Yet I find myself hearing the voice of some naysayers telling me it doesn’t matter. The Master is the Master. But like the Batman cartoon from the fantastic Youtube series by How It Should Have Ended, a simple explanation of Because He’s The Master doesn’t work for me. If it comes down to that, I ask why bother with continuity at all? Yet Chibnall does bother as the fans do too. He gives us “contact” like fans will remember from The Three Doctors and The Five Doctors. We get the 4 beats of the Time Lord heart from Last of the Time Lords. He gives us a reference to when the Master caused the Doctor to fall off the radio tower in Logopolis. And we get more about The Timeless Child, which was alluded to only once last season in The Ghost Monument.

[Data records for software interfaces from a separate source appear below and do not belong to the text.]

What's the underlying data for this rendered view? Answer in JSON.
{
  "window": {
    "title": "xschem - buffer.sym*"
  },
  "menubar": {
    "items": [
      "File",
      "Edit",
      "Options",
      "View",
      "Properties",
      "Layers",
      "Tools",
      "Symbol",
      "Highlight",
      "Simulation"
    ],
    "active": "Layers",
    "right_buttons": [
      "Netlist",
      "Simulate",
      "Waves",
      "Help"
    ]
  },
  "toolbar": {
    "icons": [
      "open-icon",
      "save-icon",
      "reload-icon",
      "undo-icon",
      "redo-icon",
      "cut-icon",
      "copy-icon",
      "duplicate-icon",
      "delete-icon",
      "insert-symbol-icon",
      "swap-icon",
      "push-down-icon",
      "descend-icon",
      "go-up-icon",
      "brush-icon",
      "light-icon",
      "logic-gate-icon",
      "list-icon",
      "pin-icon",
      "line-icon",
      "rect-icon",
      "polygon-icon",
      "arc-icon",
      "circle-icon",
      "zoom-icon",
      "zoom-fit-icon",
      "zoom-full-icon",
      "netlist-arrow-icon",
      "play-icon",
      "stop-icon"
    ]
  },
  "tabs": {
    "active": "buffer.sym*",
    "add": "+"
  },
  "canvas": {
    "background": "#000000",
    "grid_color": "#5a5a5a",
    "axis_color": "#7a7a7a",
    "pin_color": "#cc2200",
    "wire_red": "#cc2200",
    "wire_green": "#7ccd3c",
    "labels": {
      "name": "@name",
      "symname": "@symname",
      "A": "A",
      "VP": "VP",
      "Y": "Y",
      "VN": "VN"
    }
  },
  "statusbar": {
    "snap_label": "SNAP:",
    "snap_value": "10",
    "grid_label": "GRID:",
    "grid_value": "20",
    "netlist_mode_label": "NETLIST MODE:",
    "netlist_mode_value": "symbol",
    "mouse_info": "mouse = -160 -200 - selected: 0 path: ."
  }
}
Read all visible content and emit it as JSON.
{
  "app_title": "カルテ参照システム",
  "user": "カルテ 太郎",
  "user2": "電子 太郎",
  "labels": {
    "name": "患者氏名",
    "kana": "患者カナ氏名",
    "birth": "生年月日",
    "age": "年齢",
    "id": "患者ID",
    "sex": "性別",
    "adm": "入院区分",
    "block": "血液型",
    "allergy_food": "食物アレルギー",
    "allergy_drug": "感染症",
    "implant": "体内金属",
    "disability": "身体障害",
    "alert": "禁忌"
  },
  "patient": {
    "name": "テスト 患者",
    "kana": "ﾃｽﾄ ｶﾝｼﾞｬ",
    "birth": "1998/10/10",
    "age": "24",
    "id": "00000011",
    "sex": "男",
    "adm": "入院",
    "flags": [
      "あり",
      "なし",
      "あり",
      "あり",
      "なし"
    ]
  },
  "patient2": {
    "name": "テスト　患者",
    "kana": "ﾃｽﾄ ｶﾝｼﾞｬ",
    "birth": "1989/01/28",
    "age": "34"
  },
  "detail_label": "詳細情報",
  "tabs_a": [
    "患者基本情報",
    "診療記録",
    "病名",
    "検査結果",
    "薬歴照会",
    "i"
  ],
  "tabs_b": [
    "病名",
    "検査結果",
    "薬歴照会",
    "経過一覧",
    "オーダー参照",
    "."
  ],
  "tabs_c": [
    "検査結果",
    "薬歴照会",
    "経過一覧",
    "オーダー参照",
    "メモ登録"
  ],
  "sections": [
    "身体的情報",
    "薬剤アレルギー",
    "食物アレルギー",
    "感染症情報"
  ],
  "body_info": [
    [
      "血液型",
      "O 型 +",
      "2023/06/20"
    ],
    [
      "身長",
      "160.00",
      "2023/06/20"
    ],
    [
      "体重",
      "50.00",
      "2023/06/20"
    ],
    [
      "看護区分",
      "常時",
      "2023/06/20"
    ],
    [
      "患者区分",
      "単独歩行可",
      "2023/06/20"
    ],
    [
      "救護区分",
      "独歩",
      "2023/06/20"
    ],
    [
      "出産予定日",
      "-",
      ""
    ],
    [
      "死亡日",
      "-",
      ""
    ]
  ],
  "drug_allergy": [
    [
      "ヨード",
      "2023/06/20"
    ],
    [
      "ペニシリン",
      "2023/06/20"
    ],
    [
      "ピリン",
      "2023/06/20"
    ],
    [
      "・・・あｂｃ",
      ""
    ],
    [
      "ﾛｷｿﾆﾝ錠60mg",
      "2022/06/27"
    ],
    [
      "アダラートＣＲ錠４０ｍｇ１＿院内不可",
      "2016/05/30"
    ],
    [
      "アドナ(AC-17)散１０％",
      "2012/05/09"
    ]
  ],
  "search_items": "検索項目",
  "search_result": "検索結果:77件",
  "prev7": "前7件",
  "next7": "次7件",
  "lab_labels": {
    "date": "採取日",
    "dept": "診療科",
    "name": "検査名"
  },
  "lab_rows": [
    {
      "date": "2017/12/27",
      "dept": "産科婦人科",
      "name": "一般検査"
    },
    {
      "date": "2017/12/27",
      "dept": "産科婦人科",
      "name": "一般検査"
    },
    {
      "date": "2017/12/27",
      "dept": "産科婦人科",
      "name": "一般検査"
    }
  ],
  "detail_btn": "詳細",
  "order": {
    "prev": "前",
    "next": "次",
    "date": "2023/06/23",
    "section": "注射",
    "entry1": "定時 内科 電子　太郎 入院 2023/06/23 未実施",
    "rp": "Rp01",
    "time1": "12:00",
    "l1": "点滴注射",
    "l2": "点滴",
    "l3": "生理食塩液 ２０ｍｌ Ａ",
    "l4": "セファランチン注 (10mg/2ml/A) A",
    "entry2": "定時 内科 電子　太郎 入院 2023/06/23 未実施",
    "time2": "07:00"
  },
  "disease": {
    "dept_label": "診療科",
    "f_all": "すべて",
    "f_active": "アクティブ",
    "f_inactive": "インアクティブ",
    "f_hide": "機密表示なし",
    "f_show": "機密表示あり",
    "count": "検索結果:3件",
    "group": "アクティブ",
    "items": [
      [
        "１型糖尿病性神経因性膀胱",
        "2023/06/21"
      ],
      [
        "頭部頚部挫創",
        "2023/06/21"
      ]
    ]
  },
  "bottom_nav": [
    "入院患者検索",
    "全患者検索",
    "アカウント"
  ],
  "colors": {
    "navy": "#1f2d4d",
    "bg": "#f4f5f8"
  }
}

I saw both parts at a special theatrical release on Sunday January 5th with a friend of mine who watched all of the rebooted Who except for Jodie’s first season. Did he remember the 4 beats? No. Did he know the reference to Jodrell Bank? No. Did he remember “contact”? No. And did it affect his enjoyment of the episode? NOPE! (Trust me, I asked him!) And I point that out critically. You can throw in comments that a non-Whovian will just take as banter or discussion and still enjoy the episode. But if you isolate the fans, you destroy the show. I hope Chibnall understands that the future of the show is in the hands of the fans he creates now. Getting it right matters.
We don’t know where the Timeless Child mystery will go, nor how we will save Gallifrey. We don’t know what those creatures were or how the Master will return. We know only that we had a strong, fun, action-packed opener. I can only hope it’s the start of an amazing season. And now we wait… ML